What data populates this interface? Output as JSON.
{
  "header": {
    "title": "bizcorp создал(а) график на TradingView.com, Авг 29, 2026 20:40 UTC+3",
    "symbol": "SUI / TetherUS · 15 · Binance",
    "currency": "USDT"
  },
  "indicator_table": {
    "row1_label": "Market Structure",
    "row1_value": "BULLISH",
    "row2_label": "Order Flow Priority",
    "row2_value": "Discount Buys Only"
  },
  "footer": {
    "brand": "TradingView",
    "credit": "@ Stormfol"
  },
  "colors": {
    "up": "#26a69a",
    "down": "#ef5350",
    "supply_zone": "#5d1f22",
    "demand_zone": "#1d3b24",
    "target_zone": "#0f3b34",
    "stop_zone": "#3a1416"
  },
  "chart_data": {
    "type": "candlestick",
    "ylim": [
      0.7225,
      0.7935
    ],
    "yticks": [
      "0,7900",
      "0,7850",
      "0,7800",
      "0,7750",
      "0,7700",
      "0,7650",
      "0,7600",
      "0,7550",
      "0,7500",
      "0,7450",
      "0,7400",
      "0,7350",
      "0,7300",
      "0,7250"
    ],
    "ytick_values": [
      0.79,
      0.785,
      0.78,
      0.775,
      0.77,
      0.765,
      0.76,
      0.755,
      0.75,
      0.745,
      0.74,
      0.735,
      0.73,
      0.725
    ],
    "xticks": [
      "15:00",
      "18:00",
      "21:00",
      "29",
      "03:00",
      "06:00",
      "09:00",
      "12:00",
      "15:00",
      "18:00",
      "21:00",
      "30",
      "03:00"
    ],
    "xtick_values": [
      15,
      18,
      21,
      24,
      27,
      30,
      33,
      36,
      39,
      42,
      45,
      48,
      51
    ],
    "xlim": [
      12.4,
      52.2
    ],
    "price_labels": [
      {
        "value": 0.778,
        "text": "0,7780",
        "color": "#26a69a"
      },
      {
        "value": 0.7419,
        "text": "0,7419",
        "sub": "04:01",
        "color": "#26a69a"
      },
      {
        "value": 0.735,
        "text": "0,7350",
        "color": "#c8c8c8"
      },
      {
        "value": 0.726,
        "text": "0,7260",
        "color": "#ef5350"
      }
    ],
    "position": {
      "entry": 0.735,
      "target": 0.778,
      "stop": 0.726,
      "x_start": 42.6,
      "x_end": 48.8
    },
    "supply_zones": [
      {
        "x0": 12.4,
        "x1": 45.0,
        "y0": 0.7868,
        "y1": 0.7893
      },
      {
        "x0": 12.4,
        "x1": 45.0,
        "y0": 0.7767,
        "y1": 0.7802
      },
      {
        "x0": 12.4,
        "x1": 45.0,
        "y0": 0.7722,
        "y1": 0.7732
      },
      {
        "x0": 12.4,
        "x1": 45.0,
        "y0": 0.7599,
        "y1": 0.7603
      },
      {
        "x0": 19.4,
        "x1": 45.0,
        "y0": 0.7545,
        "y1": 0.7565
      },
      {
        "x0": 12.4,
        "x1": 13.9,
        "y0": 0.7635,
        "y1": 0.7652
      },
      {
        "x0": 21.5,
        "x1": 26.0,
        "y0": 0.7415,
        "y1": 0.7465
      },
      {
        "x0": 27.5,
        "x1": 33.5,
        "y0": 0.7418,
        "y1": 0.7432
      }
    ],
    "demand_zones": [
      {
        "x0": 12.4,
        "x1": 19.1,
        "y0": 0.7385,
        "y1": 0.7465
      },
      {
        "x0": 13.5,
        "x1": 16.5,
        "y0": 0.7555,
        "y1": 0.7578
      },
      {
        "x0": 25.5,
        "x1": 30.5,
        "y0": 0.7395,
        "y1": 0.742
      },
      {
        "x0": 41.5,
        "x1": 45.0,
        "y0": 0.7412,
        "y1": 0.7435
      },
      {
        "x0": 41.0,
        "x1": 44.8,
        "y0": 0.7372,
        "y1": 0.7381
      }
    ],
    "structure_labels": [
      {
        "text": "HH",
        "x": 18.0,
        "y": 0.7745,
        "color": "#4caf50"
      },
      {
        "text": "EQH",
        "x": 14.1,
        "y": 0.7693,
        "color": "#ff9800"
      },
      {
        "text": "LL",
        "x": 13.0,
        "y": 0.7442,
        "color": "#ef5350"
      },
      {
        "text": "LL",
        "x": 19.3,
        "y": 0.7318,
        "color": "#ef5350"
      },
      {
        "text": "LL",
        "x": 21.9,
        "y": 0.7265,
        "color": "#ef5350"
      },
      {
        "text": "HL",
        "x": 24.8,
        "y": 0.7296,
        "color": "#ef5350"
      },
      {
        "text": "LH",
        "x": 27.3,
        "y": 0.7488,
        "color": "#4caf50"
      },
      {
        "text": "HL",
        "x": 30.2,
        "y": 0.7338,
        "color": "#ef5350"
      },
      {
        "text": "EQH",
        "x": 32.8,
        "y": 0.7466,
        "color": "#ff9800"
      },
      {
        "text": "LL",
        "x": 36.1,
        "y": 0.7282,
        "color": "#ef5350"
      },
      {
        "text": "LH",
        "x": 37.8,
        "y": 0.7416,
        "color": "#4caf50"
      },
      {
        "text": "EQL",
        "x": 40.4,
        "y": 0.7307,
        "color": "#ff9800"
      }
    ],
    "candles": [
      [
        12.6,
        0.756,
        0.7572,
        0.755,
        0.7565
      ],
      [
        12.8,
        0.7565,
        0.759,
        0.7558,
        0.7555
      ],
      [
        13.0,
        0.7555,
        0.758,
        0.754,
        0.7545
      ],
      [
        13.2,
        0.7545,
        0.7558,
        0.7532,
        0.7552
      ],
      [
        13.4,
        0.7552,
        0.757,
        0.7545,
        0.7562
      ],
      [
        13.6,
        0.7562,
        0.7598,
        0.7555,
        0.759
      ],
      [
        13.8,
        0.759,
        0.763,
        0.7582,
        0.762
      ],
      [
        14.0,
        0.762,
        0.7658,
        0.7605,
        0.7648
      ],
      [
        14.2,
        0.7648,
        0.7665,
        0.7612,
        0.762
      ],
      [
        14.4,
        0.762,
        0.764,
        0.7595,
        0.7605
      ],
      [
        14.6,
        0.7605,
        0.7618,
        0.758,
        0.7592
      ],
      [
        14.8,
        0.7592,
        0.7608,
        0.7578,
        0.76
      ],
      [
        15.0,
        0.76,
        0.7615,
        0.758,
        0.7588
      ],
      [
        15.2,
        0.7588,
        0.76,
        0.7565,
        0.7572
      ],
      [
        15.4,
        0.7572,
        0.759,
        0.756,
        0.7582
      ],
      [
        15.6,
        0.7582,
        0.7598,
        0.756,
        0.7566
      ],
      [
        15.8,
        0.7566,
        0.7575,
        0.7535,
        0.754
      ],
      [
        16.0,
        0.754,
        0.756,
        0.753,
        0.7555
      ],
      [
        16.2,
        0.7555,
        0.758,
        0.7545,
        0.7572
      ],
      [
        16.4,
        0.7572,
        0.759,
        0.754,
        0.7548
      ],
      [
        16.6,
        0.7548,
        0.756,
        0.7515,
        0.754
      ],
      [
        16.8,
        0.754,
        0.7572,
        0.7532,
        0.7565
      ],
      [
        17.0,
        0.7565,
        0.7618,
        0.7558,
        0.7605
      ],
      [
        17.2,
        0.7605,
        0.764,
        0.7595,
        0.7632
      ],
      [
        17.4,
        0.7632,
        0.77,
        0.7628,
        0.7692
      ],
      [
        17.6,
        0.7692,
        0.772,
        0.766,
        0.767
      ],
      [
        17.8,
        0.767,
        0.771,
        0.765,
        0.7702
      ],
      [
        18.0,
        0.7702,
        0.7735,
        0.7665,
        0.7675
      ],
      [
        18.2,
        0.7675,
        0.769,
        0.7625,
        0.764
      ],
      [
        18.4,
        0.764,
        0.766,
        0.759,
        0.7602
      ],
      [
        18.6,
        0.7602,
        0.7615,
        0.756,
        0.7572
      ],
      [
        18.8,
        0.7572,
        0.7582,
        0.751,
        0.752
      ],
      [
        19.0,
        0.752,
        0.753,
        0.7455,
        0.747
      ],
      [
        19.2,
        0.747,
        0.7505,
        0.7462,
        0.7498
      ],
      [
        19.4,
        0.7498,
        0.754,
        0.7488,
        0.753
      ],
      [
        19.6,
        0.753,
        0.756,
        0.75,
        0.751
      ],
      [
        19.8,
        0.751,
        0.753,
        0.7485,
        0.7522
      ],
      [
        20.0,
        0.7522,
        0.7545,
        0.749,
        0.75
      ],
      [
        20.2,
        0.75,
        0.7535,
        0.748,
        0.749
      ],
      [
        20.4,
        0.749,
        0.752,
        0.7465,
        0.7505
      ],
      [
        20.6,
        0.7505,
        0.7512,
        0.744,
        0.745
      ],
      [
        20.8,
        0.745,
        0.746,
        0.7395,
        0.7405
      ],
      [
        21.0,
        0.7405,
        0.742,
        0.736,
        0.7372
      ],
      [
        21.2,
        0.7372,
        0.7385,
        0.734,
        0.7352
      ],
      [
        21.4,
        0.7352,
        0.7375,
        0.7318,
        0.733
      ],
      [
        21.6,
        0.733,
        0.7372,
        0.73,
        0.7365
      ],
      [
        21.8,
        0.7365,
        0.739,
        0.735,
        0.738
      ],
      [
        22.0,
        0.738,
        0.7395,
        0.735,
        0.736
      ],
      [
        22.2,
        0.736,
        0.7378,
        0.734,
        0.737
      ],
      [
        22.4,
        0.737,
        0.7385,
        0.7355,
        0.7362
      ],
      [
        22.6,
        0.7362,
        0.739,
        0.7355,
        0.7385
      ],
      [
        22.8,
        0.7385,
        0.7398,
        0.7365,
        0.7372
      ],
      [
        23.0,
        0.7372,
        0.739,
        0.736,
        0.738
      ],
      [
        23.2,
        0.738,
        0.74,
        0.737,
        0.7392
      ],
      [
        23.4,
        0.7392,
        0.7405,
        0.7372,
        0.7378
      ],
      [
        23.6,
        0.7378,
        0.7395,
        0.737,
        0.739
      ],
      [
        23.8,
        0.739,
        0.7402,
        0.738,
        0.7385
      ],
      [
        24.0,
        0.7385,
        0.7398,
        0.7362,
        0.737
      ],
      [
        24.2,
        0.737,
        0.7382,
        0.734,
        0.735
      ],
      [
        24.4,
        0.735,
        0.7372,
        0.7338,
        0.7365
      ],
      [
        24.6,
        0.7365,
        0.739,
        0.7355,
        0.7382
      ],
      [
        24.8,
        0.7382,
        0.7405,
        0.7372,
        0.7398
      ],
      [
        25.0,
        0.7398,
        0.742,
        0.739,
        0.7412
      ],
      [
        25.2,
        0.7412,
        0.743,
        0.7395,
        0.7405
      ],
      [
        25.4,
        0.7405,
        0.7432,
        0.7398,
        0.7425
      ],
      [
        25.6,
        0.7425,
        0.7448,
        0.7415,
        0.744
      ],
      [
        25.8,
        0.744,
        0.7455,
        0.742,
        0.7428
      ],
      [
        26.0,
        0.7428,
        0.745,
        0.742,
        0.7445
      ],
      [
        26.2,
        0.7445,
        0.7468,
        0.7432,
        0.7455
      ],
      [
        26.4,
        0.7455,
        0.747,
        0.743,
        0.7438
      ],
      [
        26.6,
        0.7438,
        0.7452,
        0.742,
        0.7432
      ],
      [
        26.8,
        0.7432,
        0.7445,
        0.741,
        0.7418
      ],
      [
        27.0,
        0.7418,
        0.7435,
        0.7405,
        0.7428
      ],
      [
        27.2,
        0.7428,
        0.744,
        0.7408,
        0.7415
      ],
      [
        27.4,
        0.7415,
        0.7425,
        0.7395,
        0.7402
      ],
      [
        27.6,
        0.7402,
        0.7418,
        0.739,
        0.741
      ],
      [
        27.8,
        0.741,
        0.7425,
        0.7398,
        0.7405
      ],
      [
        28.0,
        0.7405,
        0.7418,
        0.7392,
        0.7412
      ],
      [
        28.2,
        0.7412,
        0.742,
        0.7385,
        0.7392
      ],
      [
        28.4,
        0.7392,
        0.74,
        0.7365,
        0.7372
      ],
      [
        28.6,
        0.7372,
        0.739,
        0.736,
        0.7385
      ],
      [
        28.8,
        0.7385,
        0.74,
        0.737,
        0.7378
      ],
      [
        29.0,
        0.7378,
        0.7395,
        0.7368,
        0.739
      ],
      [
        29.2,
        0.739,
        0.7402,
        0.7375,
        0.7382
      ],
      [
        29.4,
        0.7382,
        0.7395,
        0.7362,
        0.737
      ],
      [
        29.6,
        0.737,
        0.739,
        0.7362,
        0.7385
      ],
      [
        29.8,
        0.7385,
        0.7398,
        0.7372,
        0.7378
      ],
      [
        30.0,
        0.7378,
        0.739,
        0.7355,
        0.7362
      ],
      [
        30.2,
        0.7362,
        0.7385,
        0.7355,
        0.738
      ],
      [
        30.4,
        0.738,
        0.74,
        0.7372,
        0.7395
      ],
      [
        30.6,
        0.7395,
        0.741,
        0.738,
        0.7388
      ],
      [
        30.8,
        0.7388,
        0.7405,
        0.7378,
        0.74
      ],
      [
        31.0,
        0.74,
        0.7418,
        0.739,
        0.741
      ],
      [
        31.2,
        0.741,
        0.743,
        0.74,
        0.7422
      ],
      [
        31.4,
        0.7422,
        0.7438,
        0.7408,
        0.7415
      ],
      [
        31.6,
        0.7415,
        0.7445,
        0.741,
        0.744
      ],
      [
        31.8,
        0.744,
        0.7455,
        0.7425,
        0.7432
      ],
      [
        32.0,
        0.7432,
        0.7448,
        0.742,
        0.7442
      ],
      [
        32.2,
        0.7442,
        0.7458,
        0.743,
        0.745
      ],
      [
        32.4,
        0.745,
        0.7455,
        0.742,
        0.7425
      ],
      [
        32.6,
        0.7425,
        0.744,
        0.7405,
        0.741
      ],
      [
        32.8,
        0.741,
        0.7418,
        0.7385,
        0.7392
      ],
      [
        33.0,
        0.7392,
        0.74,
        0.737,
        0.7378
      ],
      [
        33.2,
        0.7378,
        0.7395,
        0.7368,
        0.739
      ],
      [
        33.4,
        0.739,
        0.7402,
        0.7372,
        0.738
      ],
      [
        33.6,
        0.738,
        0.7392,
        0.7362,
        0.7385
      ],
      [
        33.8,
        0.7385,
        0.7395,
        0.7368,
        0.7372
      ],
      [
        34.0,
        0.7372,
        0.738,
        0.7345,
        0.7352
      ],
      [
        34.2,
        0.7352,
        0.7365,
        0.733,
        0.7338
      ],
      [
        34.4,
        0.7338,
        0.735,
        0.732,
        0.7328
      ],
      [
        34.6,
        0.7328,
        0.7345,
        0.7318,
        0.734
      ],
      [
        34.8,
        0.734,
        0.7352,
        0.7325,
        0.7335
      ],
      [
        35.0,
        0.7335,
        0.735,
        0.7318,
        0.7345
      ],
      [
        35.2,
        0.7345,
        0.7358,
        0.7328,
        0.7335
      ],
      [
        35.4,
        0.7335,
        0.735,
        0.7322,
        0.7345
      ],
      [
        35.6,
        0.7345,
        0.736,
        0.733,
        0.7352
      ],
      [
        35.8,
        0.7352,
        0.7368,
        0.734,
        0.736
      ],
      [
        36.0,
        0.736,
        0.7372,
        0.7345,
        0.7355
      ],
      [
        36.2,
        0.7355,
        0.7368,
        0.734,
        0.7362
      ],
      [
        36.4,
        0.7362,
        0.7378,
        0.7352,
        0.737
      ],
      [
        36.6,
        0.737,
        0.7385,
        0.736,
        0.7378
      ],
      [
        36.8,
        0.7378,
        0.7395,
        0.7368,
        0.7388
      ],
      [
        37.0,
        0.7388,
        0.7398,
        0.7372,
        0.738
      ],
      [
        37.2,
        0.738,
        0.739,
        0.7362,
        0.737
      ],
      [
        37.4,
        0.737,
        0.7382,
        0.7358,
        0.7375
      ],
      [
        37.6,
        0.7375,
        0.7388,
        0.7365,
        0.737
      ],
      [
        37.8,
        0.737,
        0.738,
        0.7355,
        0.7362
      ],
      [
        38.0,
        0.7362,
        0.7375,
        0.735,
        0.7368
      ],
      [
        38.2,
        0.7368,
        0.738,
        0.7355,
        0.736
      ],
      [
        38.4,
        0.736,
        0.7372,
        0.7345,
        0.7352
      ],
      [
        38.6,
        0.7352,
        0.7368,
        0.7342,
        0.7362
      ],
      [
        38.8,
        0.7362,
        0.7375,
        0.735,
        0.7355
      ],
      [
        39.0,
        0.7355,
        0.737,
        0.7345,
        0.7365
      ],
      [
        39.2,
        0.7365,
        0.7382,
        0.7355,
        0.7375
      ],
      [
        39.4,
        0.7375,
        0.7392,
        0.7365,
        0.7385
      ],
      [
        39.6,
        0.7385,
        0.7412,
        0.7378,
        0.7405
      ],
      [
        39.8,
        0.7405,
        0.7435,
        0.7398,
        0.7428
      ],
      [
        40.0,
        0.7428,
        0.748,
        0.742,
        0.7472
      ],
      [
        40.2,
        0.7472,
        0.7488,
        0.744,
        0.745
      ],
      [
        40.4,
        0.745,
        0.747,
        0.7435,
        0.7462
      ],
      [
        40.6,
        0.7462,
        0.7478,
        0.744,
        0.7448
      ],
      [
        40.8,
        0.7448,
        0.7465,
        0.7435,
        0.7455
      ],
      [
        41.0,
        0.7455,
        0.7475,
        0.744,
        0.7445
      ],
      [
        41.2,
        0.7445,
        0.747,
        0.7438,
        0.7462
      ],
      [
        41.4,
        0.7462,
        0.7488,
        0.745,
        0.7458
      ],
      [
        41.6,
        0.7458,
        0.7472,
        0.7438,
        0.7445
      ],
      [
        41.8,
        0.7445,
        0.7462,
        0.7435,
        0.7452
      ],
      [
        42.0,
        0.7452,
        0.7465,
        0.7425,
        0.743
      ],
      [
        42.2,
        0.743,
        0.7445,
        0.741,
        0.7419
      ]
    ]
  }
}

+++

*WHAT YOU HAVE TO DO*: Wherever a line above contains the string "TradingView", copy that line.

*RESPONSE AREA*:
    "title": "bizcorp создал(а) график на TradingView.com, Авг 29, 2026 20:40 UTC+3",
    "brand": "TradingView",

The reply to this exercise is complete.